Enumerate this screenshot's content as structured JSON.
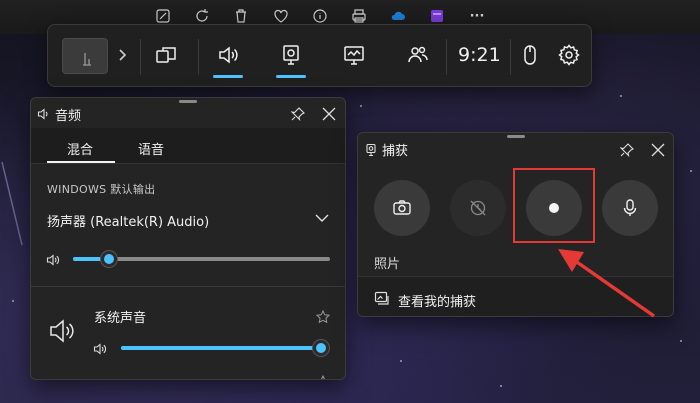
{
  "gamebar": {
    "time": "9:21"
  },
  "audio": {
    "title": "音频",
    "tabs": [
      "混合",
      "语音"
    ],
    "output_label": "WINDOWS 默认输出",
    "device": "扬声器 (Realtek(R) Audio)",
    "master_volume": 0.14,
    "apps": [
      {
        "name": "系统声音",
        "volume": 1.0
      }
    ]
  },
  "capture": {
    "title": "捕获",
    "mode_label": "照片",
    "view_captures": "查看我的捕获"
  },
  "colors": {
    "accent": "#4cc2ff",
    "highlight": "#e53935"
  }
}
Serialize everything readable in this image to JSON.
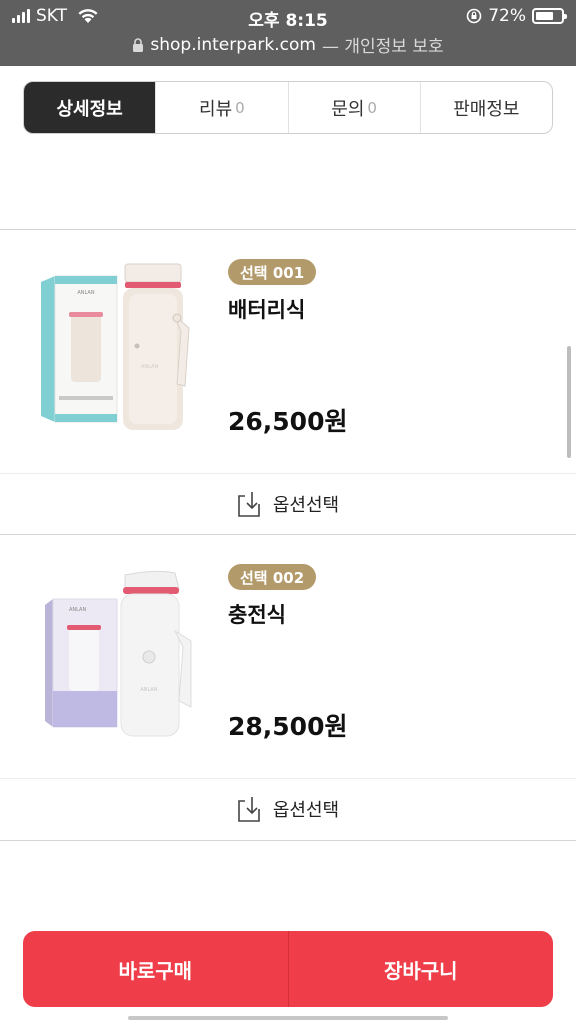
{
  "status_bar": {
    "carrier": "SKT",
    "time": "오후 8:15",
    "battery": "72%",
    "battery_level": 0.72
  },
  "url_bar": {
    "domain": "shop.interpark.com",
    "suffix": "— 개인정보 보호"
  },
  "tabs": [
    {
      "label": "상세정보",
      "count": ""
    },
    {
      "label": "리뷰",
      "count": "0"
    },
    {
      "label": "문의",
      "count": "0"
    },
    {
      "label": "판매정보",
      "count": ""
    }
  ],
  "options": [
    {
      "badge": "선택 001",
      "name": "배터리식",
      "price": "26,500원",
      "select_label": "옵션선택",
      "brand_mark": "ANLAN"
    },
    {
      "badge": "선택 002",
      "name": "충전식",
      "price": "28,500원",
      "select_label": "옵션선택",
      "brand_mark": "ANLAN"
    }
  ],
  "actions": {
    "buy_now": "바로구매",
    "cart": "장바구니"
  },
  "colors": {
    "accent_red": "#ef3e4a",
    "badge_gold": "#b39a6b",
    "active_tab": "#2b2b2b"
  }
}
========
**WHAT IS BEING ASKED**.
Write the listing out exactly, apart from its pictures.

**RESPONSE TO THE EXERCISE**.
Enumerate this screenshot's content as structured JSON.
{
  "gamebar": {
    "time": "9:21"
  },
  "audio": {
    "title": "音频",
    "tabs": [
      "混合",
      "语音"
    ],
    "output_label": "WINDOWS 默认输出",
    "device": "扬声器 (Realtek(R) Audio)",
    "master_volume": 0.14,
    "apps": [
      {
        "name": "系统声音",
        "volume": 1.0
      }
    ]
  },
  "capture": {
    "title": "捕获",
    "mode_label": "照片",
    "view_captures": "查看我的捕获"
  },
  "colors": {
    "accent": "#4cc2ff",
    "highlight": "#e53935"
  }
}
Serialize everything readable in this image to JSON.
{
  "status_bar": {
    "carrier": "SKT",
    "time": "오후 8:15",
    "battery": "72%",
    "battery_level": 0.72
  },
  "url_bar": {
    "domain": "shop.interpark.com",
    "suffix": "— 개인정보 보호"
  },
  "tabs": [
    {
      "label": "상세정보",
      "count": ""
    },
    {
      "label": "리뷰",
      "count": "0"
    },
    {
      "label": "문의",
      "count": "0"
    },
    {
      "label": "판매정보",
      "count": ""
    }
  ],
  "options": [
    {
      "badge": "선택 001",
      "name": "배터리식",
      "price": "26,500원",
      "select_label": "옵션선택",
      "brand_mark": "ANLAN"
    },
    {
      "badge": "선택 002",
      "name": "충전식",
      "price": "28,500원",
      "select_label": "옵션선택",
      "brand_mark": "ANLAN"
    }
  ],
  "actions": {
    "buy_now": "바로구매",
    "cart": "장바구니"
  },
  "colors": {
    "accent_red": "#ef3e4a",
    "badge_gold": "#b39a6b",
    "active_tab": "#2b2b2b"
  }
}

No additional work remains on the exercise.